Action Comics #13 begins in the past – Krypton’s past to be exact. One Halloween night long ago on Krypton, Jor-El and the K-Council condemn a mad scientist named Xa-Du to the newly created Phantom Zone, where he will live as an utter phantom, with a chance every twenty years to “plead” for his release. Xa-Du does not take kindly to his sentence, and before being swept away to nothingness, he swears vengeance upon Jor-El and his progeny. Twenty years come and go, and on the very day of Xa-Du’s scheduled “parole hearing,” the planet Krypton explodes. Fast forward to present day, and Superman is going about his business in the Fortress of Solitude. As he is about to go deal with an “anomalous weather condition” in the South Pacific, Supes hears a strange noise reverberate through the Fortress. Knowing that there should be no other soul in the Fortress besides himself, Superman begins to wander into the darker parts of his ice castle. He comes upon an old Kryptonian artifact he has salvaged from the Bottle City of Kandor and finds himself face to face with the de-materialized Xa-Du. The spectre of Xa-Du disappears, and while Superman is busy figuring out what exactly the giant, mirror-like artifact is, Xa-Du flanks the Man of Steel and sucks our hero into the Phantom Zone. While inside the Zone, Superman must enlist the help of a certain mysterious stranger (that’s with a capital “S,” mind you) and his long lost dog Krypto to escape and prevent Xa-Du from exacting vengeance on the Earth.
There are two big things going for this particular issue of Action Comics that makes it so enjoyable. For one, Morrison’s writing is on another level here. He frames the issue as a ghost story you would tell around a Halloween camp-fire, except this story has Superman in it. His writing – and narration – technique greatly evoke the works of Ray Bradbury, to whom Morrison has actually dedicated this issue. I found myself glued to every page as the smooth and streamlined prose drew me deeper and deeper into the mystery haunting the halls of Superman’s Fortress. Secondly, Travel “Animal Man” Foreman’s psychedelic art style really helps create this other-worldly feel to the issue. Travel Foreman has become one of my favorite artists ever since that first issue of the New 52 Animal Man, and to see his take on Superman was a dream come true. Morrison could not have picked a better artist to work with on an issue where the Phantom Zone and its phantoms are displayed predominantly. Foreman’s color palette and whimsical lines create a truly unique Superman experience that is beyond enjoyable to look at – you seriously could get lost in these panels for hours.

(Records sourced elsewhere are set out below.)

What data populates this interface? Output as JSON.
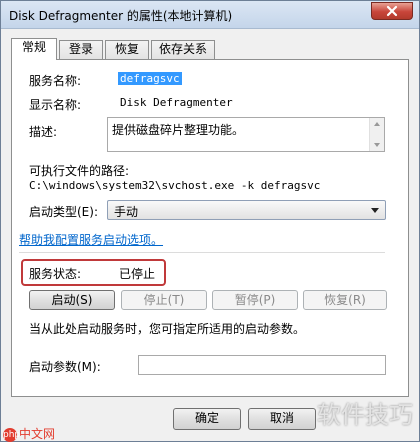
{
  "window": {
    "title": "Disk Defragmenter 的属性(本地计算机)"
  },
  "tabs": [
    {
      "label": "常规",
      "active": true
    },
    {
      "label": "登录",
      "active": false
    },
    {
      "label": "恢复",
      "active": false
    },
    {
      "label": "依存关系",
      "active": false
    }
  ],
  "general": {
    "service_name_label": "服务名称:",
    "service_name_value": "defragsvc",
    "display_name_label": "显示名称:",
    "display_name_value": "Disk Defragmenter",
    "description_label": "描述:",
    "description_value": "提供磁盘碎片整理功能。",
    "exe_path_label": "可执行文件的路径:",
    "exe_path_value": "C:\\windows\\system32\\svchost.exe -k defragsvc",
    "startup_type_label": "启动类型(E):",
    "startup_type_value": "手动",
    "help_link": "帮助我配置服务启动选项。",
    "service_status_label": "服务状态:",
    "service_status_value": "已停止",
    "buttons": {
      "start": "启动(S)",
      "stop": "停止(T)",
      "pause": "暂停(P)",
      "resume": "恢复(R)"
    },
    "hint": "当从此处启动服务时，您可指定所适用的启动参数。",
    "start_params_label": "启动参数(M):",
    "start_params_value": ""
  },
  "footer": {
    "ok": "确定",
    "cancel": "取消"
  },
  "watermarks": {
    "left": "中文网",
    "left_logo": "php",
    "right": "软件技巧"
  },
  "colors": {
    "selection": "#3399ff",
    "highlight_border": "#c0393a",
    "link": "#0066cc"
  }
}
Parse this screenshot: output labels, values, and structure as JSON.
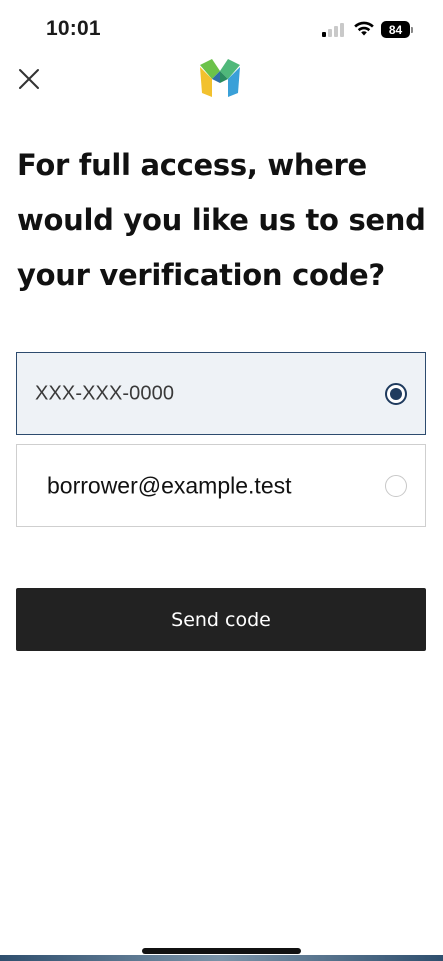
{
  "status_bar": {
    "time": "10:01",
    "battery": "84"
  },
  "header": {
    "close_icon": "close-icon",
    "logo_icon": "app-logo-icon",
    "logo_colors": [
      "#f2c12e",
      "#6cc24a",
      "#3aa0d8",
      "#2f6fa8"
    ]
  },
  "title": "For full access, where would you like us to send your verification code?",
  "options": [
    {
      "label": "XXX-XXX-0000",
      "selected": true
    },
    {
      "label": "borrower@example.test",
      "selected": false
    }
  ],
  "send_button": {
    "label": "Send code"
  },
  "colors": {
    "selected_border": "#2d4b6e",
    "selected_background": "#eef2f6",
    "radio_checked": "#1f3b5e",
    "button_background": "#222222"
  }
}
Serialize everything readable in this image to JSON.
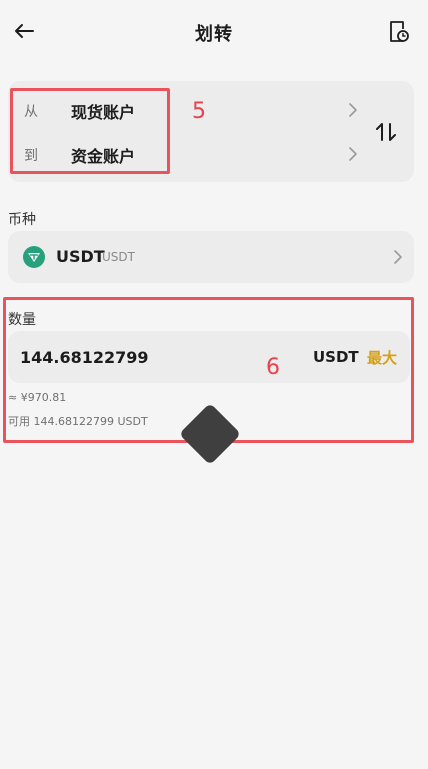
{
  "header": {
    "title": "划转"
  },
  "accounts": {
    "from_prefix": "从",
    "from_account": "现货账户",
    "to_prefix": "到",
    "to_account": "资金账户"
  },
  "currency": {
    "label": "币种",
    "code": "USDT",
    "sub": "USDT",
    "brand_color": "#26a17b"
  },
  "amount": {
    "label": "数量",
    "value": "144.68122799",
    "unit": "USDT",
    "max_label": "最大",
    "approx": "≈ ¥970.81",
    "available": "可用 144.68122799 USDT",
    "max_color": "#d4a017"
  },
  "annotations": {
    "box5_number": "5",
    "box6_number": "6",
    "color": "#e8434c"
  }
}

So since it’s that time of year, do yourself a favor and spend your Halloween with Superman, Grant Morrison, and Travel Foreman – you won’t be disappointed. I know I’ll be revisiting this issue again on Halloween night, and probably for many more years to come.